May 08, 2006 20:32 IST
Formula One has a real battle of champions on its hands at last after Michael Schumacher's second successive victory in the European Grand Prix in Nuerburgring on Sunday.
That win at the German's home track proved that Ferrari's success at Imola was no flash in the pan and that even at 37, the seven times champion remains as formidable a rival as ever.
With Renault's champion Fernando Alonso also on top form, the sport can look forward to the generational battle it was denied when Brazilian Ayrton Senna died in 1994 just as Schumacher was emerging.
"Michael didn't look too bad did he? For an old man, he was alright," declared Ferrari technical director Ross Brawn at the Nuerburgring.
"It was another great performance from Michael, but of a different type. Imola was a very defensive race and with problems and he managed to win that. Here we had the ingredients to attack and he did that as well.
"He's not on the downward slope yet, I know that for sure."
With 13 races to go, Formula One fans can expect a season-long duel between ageing warrior Schumacher, the most successful driver in the history of the sport with 86 wins, and 24-year-old Alonso, the youngest of champions.
That did not happen last season when Schumacher's five-year reign petered out limply as Ferrari lost their way.
Renault won the first three races of the season and Ferrari have now taken the last two. Alonso, who has two wins and three second places, remains 13 points clear of nearest rival Schumacher.
"It's no surprise to expect Renault up at the front and also they shouldn't be surprised to see us at the front either," Schumacher said. "We will battle to win."
McLaren's Kimi Raikkonen, Alonso's main rival last year when he won seven races, will surely also come into the mix soon.

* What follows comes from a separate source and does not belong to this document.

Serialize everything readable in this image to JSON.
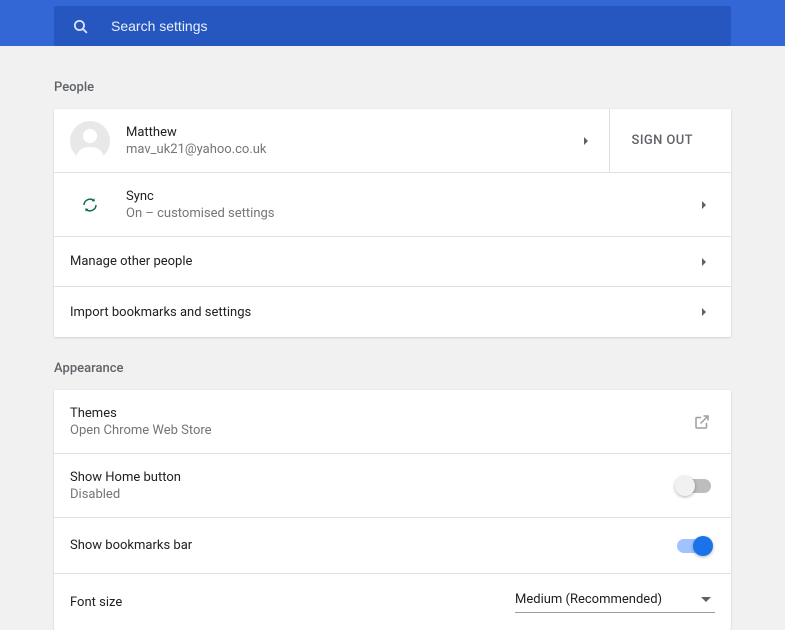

The Finn is third, 21 points adrift of Alonso. He finished a close fourth on Sunday, in the slipstream of Ferrari's Brazilian Felipe Massa.
"Don't write Kimi off," warned Renault's master tactician Pat Symonds. "He wasn't far behind today, they're still looking reasonably strong.
"It is more a Michael-Fernando battle, more a Renault-Ferrari battle, more a Michelin-Bridgestone battle... but there might be some others who come along to the party."
McLaren managing director Martin Whitmarsh regarded it as a three-way battle, even if his team are still hurting at not having won any races yet.
"Ferrari are a good team and Michael is an outstanding driver. Great champions are like that, when they get a sniff of success, they can step up a gear or two," he said.
"I think Michael will score more wins probably, so will Alonso and I believe we will too.
"I think its very clear that, and if you look at Kimi the next car was over a minute behind, there are three teams fighting for this."
Ferrari boss Jean Todt did not exclude Honda coming back into the fray, with Jenson Button and Brazilian Rubens Barichello, and Brawn saw a tough few months ahead.
"It's just a slog from now until whenever, to try and not lose any points and try and gain points whenever we can," he said of Ferrari's challenge.
"It will be very, very tough. I make no bones about it.
"We've got to be optimistic to do it, we've got to assume we can do it but we gave Fernando a very good start to the championship. He's a very tough competitor so it's going to be extremely difficult."
Formula One: The Complete Coverage